Sama, Dhana, Bedha, Dhanda...
Have you heard these words anywhere? I recently heard them on a television movie. Though I have heard these words many times before, I was tempted to contemplate more about them this time.
In any conflict, you should go in the same order, they say. Sama first, which means equality. Give the other person equal share or respect during negotiations. If that doesn't work, go for the next one - Dhana. Dhana means giving. Giving little more share... not giving up everything! If that also doesn't work, go for Bedha. Bedha means discrimination or warning. Start treating the other person differently and warn them that there is a limit to anything. When none of these work, what you should do is Dhanda. What is that? Take an iron rod and beat him on the head in a way that he would never be able to get up - to continue the conflict. But, be very careful about one thing - he also may have an iron rod with him.
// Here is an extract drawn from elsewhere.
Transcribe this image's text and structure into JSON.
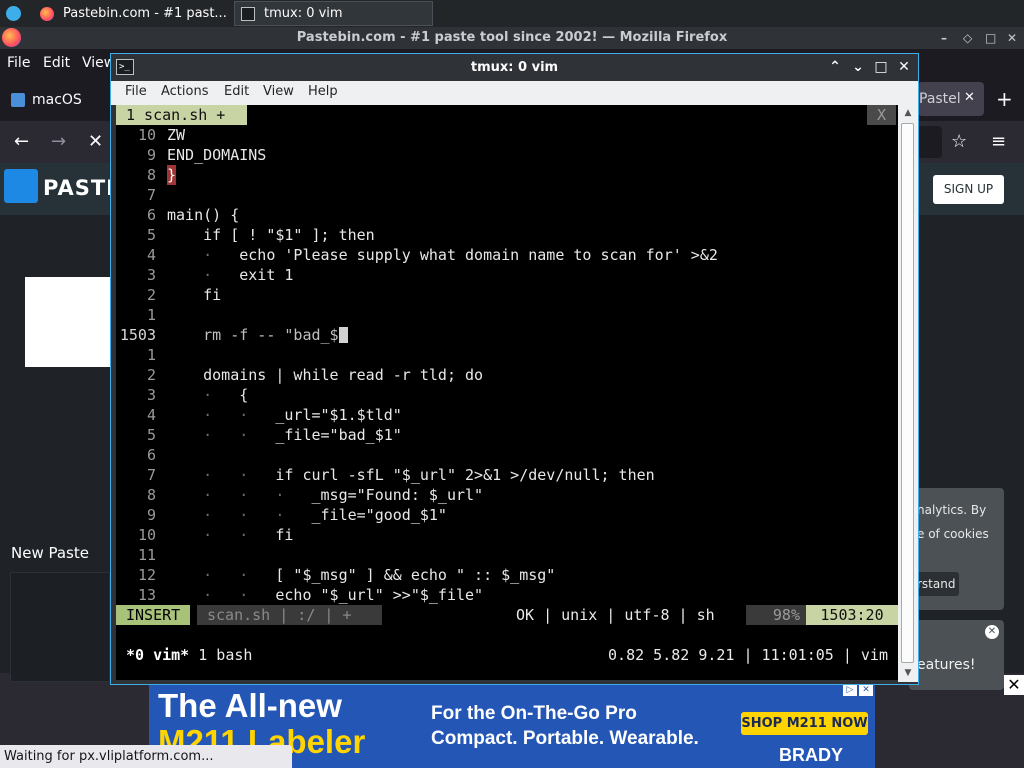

What if I go for the second one straight? People would love to have me with them. I would be called a nice guy. I won't know that nice guys finish last until I am finished. I will be taken for granted. When I realize what I lost, it will be too late. What if I go straight to the third one? It means I am an arrogant bugger and there are some lessons that I have to learn. Soon someone will come to teach me them. Not only that, the conflict will take a different route if I get into such an act directly. Fourth? If I choose the fourth option straight away, I will be called a goon or thug. When I do that to someone, I can write in my diary that some day I will also be killed with another Dhanda - sooner or later.
Not only with enemies, some people even say that you have to follow these prescriptions even with kids. Some people say that India should be following this approach with terrorists. Some say that India should go with this approach even with Pakistan. The Sri Lankan Tamils say that they went with the fourth one only after all the other three options were tried unsuccessfully. Anyways, looks like it is a good conflict resolution model to try with anyone that has problem with us.
All these are Sanskrit words and are believed to be the techniques taught by Chanakya. In Mahabharata, they say, Pandavas went to war because their enemies didn't listen when they tried with all the other options. Not sure if Chanakya lived before Mahabharata or if he learnt this lesson from that. If there is someone who has more information on this, please throw some light.
PS: Some people say that Chanakya was a South Indian brahmin by birth. Any further information on that?